Iyunloye is perhaps the conceptually most daring and problematic character in the play. Even more than Gesinde or the Maye´, she shows how extreme situations can force people into certain roles. She makes herself a sexual object and succeeds. Powerlessness or power? Legitimization of patriarchal authority or female subversion? The ambivalence increases further if we bring in statements characters make about male–female relationships. ‘I know as a woman how it feels / To be chosen as the favourite of such a man’ (V), Erelu says to Iyunloye, referring to the physical attraction and status of her son.
This is a principal aspect of the paradox that OsoWsan points to, between local grounding—so crucial for giving the play its coherence and moral force—and universality. But what about Euripides? His play is there too, somewhere, and most spectators will know that, if only from the programme note. Those who are familiar with Trojan Women will see its inXuence throughout. At the most basic level, their knowledge will help them follow and (more or less precisely) predict the action of a play that is not structured around a strong narrative.

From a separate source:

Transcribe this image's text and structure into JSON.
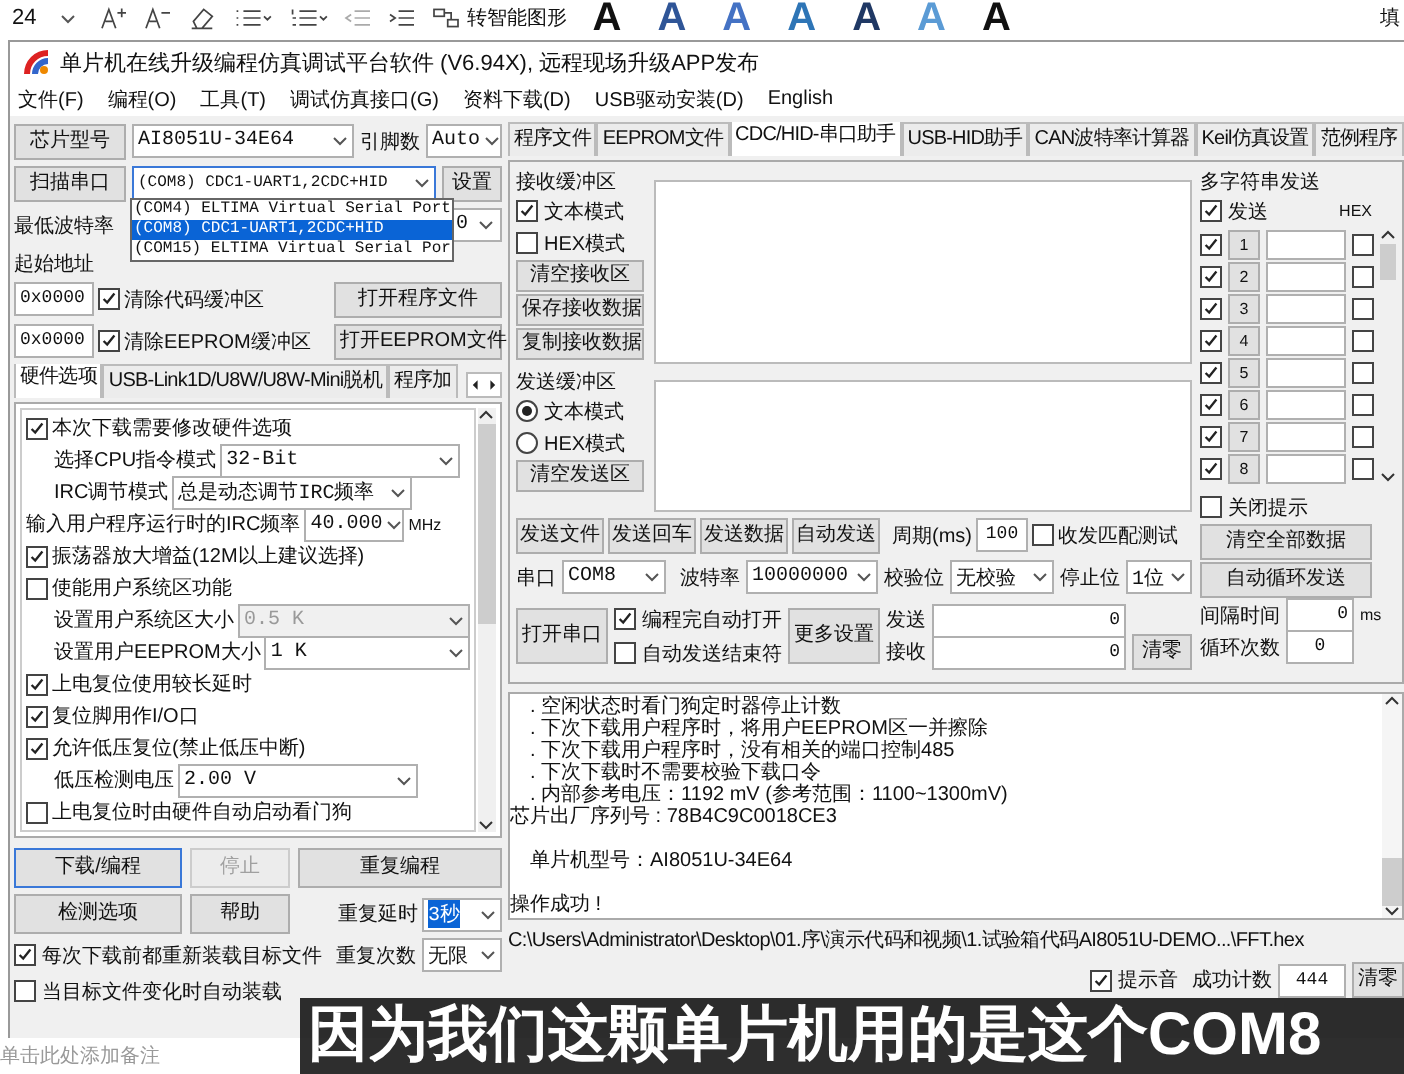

2 I saw the play twice, on 4 February in Chipping Norton and on 6 March at the Oval House Theatre. A video recording of one of the Oval House performances is deposited in the Theatre Museum in London. On the history of the commission see n. 21 below. At the time of writing this chapter, OsoWsan was still in the process of preparing the text for publication. I am grateful to him for showing me a working script and letting me quote from it, and to the good services of Sola Adeyemi in this. There may therefore be discrepancies from the eventually published text.